Extracted records
* * * * *

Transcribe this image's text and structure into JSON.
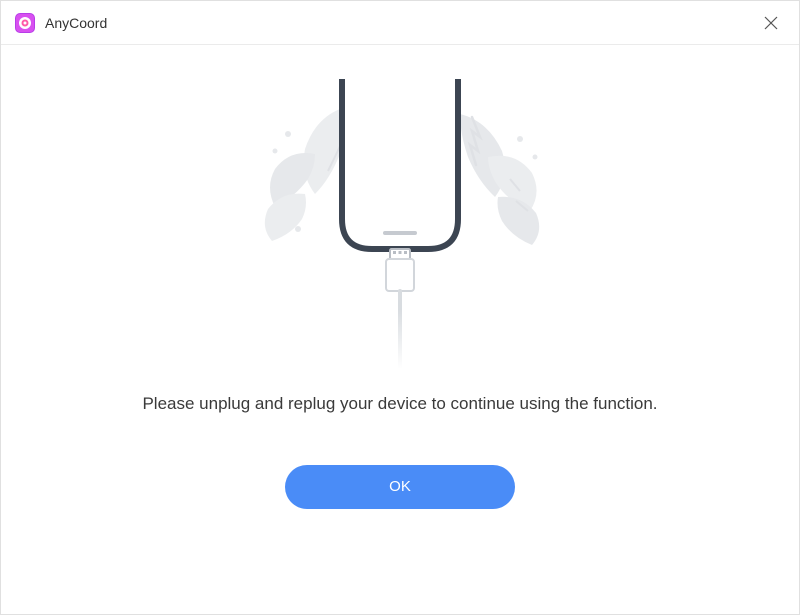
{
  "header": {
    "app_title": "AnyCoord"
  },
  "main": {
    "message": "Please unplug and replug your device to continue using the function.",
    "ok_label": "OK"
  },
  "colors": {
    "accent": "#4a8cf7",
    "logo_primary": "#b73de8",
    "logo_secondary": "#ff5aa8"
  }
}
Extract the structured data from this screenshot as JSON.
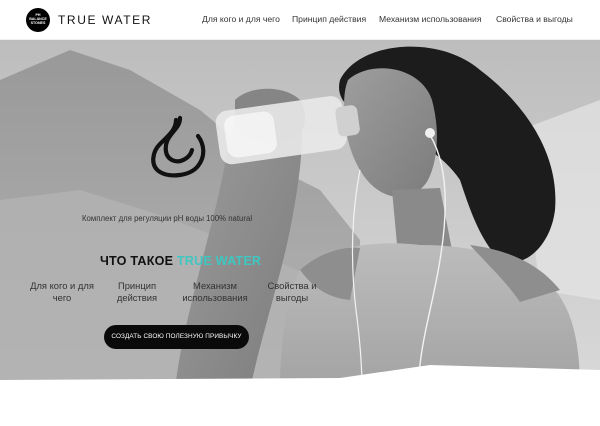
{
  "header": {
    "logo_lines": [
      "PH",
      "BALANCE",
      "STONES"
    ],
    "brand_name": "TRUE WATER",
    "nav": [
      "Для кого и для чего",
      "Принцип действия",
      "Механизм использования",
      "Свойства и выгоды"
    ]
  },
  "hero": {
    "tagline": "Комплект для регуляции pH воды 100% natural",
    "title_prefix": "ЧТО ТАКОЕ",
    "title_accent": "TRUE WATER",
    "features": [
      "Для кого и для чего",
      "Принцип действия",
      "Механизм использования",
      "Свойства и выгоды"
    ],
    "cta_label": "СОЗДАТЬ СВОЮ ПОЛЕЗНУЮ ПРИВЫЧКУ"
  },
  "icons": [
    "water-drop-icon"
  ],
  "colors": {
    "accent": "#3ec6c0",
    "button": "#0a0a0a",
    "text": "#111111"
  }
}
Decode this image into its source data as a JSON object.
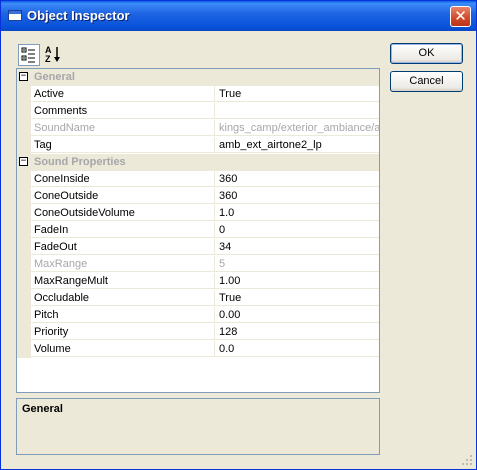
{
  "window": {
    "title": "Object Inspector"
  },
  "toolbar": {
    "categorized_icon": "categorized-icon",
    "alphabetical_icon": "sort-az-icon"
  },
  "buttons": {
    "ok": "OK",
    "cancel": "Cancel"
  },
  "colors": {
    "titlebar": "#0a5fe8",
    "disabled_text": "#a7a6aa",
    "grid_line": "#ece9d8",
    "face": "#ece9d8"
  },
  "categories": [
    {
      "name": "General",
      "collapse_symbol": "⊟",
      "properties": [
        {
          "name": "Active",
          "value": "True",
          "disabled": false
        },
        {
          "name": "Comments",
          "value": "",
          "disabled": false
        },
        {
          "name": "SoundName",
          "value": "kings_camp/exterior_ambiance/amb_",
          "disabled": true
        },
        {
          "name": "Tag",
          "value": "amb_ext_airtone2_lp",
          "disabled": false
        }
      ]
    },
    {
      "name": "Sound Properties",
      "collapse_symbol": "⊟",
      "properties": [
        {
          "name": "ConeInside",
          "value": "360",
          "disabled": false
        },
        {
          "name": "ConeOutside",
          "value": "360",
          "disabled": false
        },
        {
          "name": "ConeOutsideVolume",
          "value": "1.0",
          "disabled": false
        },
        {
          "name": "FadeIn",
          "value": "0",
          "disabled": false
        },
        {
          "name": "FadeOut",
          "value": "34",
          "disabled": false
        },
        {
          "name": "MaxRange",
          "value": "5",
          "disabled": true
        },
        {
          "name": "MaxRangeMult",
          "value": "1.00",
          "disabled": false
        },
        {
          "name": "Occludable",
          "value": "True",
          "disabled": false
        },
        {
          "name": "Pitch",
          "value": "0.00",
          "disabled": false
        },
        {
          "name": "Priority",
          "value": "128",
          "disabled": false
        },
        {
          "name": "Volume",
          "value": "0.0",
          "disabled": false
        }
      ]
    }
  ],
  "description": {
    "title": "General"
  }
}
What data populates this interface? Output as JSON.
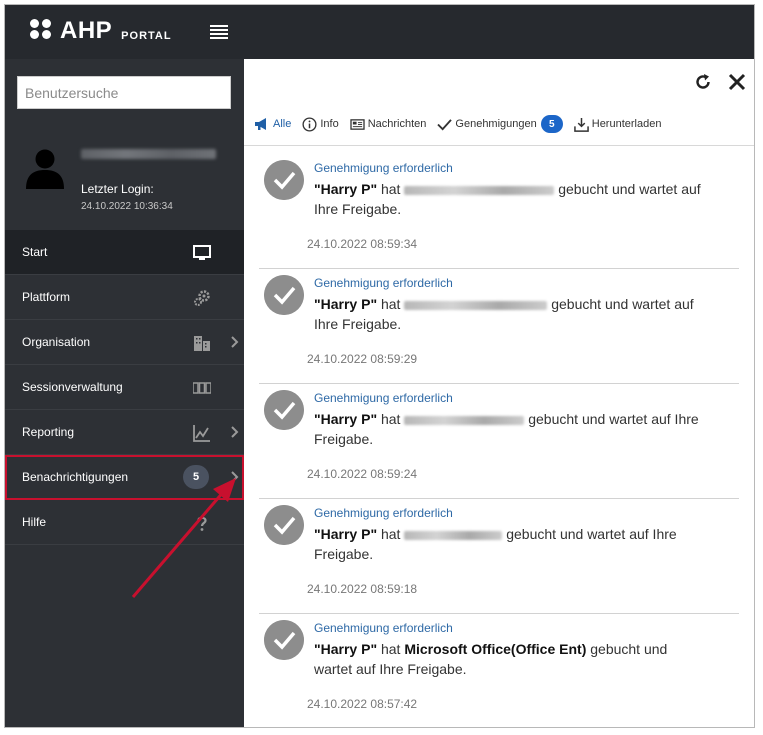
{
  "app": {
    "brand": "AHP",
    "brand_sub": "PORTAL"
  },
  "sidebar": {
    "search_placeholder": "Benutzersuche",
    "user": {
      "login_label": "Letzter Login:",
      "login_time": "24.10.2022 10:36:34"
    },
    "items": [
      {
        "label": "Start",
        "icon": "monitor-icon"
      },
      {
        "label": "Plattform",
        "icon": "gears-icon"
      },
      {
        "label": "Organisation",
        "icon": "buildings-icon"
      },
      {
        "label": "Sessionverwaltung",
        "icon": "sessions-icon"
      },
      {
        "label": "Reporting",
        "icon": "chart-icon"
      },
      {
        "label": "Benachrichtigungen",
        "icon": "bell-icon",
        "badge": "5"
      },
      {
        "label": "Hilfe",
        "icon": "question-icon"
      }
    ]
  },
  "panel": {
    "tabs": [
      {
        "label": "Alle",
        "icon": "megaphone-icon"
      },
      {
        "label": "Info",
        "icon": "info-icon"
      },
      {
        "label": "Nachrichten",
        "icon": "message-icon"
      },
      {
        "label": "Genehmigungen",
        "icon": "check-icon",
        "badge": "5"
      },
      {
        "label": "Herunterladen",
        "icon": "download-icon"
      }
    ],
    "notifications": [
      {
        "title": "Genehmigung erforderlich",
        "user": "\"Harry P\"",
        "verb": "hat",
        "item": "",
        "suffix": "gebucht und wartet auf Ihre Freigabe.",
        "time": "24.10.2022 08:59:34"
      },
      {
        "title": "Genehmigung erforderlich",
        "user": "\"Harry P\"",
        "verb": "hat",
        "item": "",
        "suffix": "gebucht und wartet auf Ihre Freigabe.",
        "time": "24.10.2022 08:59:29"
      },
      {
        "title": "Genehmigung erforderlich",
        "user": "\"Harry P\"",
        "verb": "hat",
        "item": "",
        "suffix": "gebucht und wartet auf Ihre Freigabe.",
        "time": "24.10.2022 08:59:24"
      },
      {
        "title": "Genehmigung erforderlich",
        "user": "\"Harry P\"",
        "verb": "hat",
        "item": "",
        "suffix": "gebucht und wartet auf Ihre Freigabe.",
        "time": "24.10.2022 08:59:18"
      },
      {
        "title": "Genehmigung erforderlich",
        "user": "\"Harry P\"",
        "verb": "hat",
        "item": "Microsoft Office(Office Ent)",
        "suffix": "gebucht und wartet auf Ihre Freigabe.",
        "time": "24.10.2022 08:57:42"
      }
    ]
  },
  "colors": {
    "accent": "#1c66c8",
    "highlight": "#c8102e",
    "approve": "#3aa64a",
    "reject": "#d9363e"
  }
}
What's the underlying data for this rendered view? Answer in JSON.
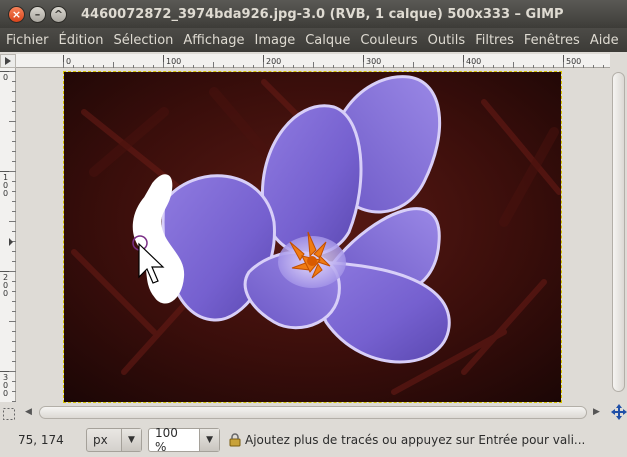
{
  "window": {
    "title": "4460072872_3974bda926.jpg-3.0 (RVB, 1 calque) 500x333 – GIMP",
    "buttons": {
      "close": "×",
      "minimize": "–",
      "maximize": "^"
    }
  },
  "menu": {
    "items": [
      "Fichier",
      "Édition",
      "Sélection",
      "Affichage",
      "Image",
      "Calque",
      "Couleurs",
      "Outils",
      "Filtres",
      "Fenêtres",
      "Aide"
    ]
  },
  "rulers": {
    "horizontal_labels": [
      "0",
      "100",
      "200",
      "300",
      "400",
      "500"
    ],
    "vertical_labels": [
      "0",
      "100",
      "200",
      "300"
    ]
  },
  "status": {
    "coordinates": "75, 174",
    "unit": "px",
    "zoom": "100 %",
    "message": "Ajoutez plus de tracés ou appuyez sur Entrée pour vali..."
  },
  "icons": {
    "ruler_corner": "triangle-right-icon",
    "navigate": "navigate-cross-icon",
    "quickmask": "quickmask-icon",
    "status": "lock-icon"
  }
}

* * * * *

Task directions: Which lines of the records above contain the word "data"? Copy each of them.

Task result:
Extract the structured data from this screenshot as JSON.
Decode this image into its source data as a JSON object.
What data populates this interface? Output as JSON.
What's the underlying data for this rendered view? Answer in JSON.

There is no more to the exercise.